BEGIN
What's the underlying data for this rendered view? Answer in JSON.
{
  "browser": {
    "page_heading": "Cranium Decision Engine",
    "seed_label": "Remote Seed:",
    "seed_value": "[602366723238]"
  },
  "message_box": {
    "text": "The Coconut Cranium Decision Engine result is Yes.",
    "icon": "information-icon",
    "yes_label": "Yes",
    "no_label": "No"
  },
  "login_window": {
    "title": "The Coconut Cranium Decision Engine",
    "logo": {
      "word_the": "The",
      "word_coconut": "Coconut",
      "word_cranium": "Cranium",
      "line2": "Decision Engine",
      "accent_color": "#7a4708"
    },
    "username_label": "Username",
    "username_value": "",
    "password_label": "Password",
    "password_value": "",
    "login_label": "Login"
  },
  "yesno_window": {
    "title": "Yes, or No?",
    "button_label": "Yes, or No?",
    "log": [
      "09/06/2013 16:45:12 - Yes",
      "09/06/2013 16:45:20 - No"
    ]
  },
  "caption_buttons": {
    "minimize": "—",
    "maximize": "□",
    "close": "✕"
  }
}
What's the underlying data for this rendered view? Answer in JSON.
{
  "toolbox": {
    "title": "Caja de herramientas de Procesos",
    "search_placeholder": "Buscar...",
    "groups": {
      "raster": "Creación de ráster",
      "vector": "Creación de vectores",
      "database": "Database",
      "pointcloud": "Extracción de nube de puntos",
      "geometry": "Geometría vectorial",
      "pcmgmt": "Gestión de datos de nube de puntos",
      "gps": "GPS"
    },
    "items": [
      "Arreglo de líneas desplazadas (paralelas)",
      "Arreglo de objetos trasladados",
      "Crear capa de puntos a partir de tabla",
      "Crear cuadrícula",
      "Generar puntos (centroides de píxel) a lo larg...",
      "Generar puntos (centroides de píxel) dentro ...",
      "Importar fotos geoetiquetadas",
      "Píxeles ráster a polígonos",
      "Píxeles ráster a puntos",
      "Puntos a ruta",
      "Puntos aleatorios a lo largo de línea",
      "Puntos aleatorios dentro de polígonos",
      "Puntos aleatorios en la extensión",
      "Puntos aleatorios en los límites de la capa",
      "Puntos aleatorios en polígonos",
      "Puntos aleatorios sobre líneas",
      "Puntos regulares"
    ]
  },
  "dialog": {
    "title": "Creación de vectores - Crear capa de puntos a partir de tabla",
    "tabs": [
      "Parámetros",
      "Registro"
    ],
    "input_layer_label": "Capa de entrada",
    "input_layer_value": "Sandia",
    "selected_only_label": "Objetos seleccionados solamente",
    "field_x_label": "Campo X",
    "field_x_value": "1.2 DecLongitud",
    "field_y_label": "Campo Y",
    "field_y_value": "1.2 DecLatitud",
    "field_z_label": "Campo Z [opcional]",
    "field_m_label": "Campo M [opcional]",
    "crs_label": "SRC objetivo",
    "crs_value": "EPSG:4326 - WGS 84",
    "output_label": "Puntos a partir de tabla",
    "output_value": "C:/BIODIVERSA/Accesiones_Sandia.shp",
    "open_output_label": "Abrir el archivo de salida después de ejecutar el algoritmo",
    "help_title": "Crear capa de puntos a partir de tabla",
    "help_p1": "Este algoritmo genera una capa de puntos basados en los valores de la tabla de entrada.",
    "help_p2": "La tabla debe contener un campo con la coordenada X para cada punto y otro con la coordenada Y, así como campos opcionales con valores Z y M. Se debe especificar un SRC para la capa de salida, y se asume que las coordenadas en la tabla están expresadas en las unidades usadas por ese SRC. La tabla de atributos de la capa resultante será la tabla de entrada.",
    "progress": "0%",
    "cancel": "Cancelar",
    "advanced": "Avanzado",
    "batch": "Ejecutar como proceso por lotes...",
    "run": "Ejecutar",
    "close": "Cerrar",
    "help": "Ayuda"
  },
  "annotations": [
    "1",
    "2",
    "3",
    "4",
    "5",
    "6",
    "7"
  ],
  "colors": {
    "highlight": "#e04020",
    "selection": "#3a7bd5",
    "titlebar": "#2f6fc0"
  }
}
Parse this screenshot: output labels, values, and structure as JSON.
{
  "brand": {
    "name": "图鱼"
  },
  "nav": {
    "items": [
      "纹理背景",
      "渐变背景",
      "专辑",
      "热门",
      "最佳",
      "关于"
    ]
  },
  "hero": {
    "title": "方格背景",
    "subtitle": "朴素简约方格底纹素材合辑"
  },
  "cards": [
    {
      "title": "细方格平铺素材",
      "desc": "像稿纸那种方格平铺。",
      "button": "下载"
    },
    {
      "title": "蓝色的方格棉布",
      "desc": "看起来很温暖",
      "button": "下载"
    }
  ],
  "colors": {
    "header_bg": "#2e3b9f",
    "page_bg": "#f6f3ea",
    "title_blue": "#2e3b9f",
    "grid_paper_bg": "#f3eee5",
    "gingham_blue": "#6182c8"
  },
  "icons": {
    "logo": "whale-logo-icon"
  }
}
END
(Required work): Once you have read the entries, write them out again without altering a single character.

(Exercise output):
What's the underlying data for this rendered view? Answer in JSON.
{
  "browser": {
    "page_heading": "Cranium Decision Engine",
    "seed_label": "Remote Seed:",
    "seed_value": "[602366723238]"
  },
  "message_box": {
    "text": "The Coconut Cranium Decision Engine result is Yes.",
    "icon": "information-icon",
    "yes_label": "Yes",
    "no_label": "No"
  },
  "login_window": {
    "title": "The Coconut Cranium Decision Engine",
    "logo": {
      "word_the": "The",
      "word_coconut": "Coconut",
      "word_cranium": "Cranium",
      "line2": "Decision Engine",
      "accent_color": "#7a4708"
    },
    "username_label": "Username",
    "username_value": "",
    "password_label": "Password",
    "password_value": "",
    "login_label": "Login"
  },
  "yesno_window": {
    "title": "Yes, or No?",
    "button_label": "Yes, or No?",
    "log": [
      "09/06/2013 16:45:12 - Yes",
      "09/06/2013 16:45:20 - No"
    ]
  },
  "caption_buttons": {
    "minimize": "—",
    "maximize": "□",
    "close": "✕"
  }
}
What's the underlying data for this rendered view? Answer in JSON.
{
  "toolbox": {
    "title": "Caja de herramientas de Procesos",
    "search_placeholder": "Buscar...",
    "groups": {
      "raster": "Creación de ráster",
      "vector": "Creación de vectores",
      "database": "Database",
      "pointcloud": "Extracción de nube de puntos",
      "geometry": "Geometría vectorial",
      "pcmgmt": "Gestión de datos de nube de puntos",
      "gps": "GPS"
    },
    "items": [
      "Arreglo de líneas desplazadas (paralelas)",
      "Arreglo de objetos trasladados",
      "Crear capa de puntos a partir de tabla",
      "Crear cuadrícula",
      "Generar puntos (centroides de píxel) a lo larg...",
      "Generar puntos (centroides de píxel) dentro ...",
      "Importar fotos geoetiquetadas",
      "Píxeles ráster a polígonos",
      "Píxeles ráster a puntos",
      "Puntos a ruta",
      "Puntos aleatorios a lo largo de línea",
      "Puntos aleatorios dentro de polígonos",
      "Puntos aleatorios en la extensión",
      "Puntos aleatorios en los límites de la capa",
      "Puntos aleatorios en polígonos",
      "Puntos aleatorios sobre líneas",
      "Puntos regulares"
    ]
  },
  "dialog": {
    "title": "Creación de vectores - Crear capa de puntos a partir de tabla",
    "tabs": [
      "Parámetros",
      "Registro"
    ],
    "input_layer_label": "Capa de entrada",
    "input_layer_value": "Sandia",
    "selected_only_label": "Objetos seleccionados solamente",
    "field_x_label": "Campo X",
    "field_x_value": "1.2 DecLongitud",
    "field_y_label": "Campo Y",
    "field_y_value": "1.2 DecLatitud",
    "field_z_label": "Campo Z [opcional]",
    "field_m_label": "Campo M [opcional]",
    "crs_label": "SRC objetivo",
    "crs_value": "EPSG:4326 - WGS 84",
    "output_label": "Puntos a partir de tabla",
    "output_value": "C:/BIODIVERSA/Accesiones_Sandia.shp",
    "open_output_label": "Abrir el archivo de salida después de ejecutar el algoritmo",
    "help_title": "Crear capa de puntos a partir de tabla",
    "help_p1": "Este algoritmo genera una capa de puntos basados en los valores de la tabla de entrada.",
    "help_p2": "La tabla debe contener un campo con la coordenada X para cada punto y otro con la coordenada Y, así como campos opcionales con valores Z y M. Se debe especificar un SRC para la capa de salida, y se asume que las coordenadas en la tabla están expresadas en las unidades usadas por ese SRC. La tabla de atributos de la capa resultante será la tabla de entrada.",
    "progress": "0%",
    "cancel": "Cancelar",
    "advanced": "Avanzado",
    "batch": "Ejecutar como proceso por lotes...",
    "run": "Ejecutar",
    "close": "Cerrar",
    "help": "Ayuda"
  },
  "annotations": [
    "1",
    "2",
    "3",
    "4",
    "5",
    "6",
    "7"
  ],
  "colors": {
    "highlight": "#e04020",
    "selection": "#3a7bd5",
    "titlebar": "#2f6fc0"
  }
}
Parse this screenshot: output labels, values, and structure as JSON.
{
  "brand": {
    "name": "图鱼"
  },
  "nav": {
    "items": [
      "纹理背景",
      "渐变背景",
      "专辑",
      "热门",
      "最佳",
      "关于"
    ]
  },
  "hero": {
    "title": "方格背景",
    "subtitle": "朴素简约方格底纹素材合辑"
  },
  "cards": [
    {
      "title": "细方格平铺素材",
      "desc": "像稿纸那种方格平铺。",
      "button": "下载"
    },
    {
      "title": "蓝色的方格棉布",
      "desc": "看起来很温暖",
      "button": "下载"
    }
  ],
  "colors": {
    "header_bg": "#2e3b9f",
    "page_bg": "#f6f3ea",
    "title_blue": "#2e3b9f",
    "grid_paper_bg": "#f3eee5",
    "gingham_blue": "#6182c8"
  },
  "icons": {
    "logo": "whale-logo-icon"
  }
}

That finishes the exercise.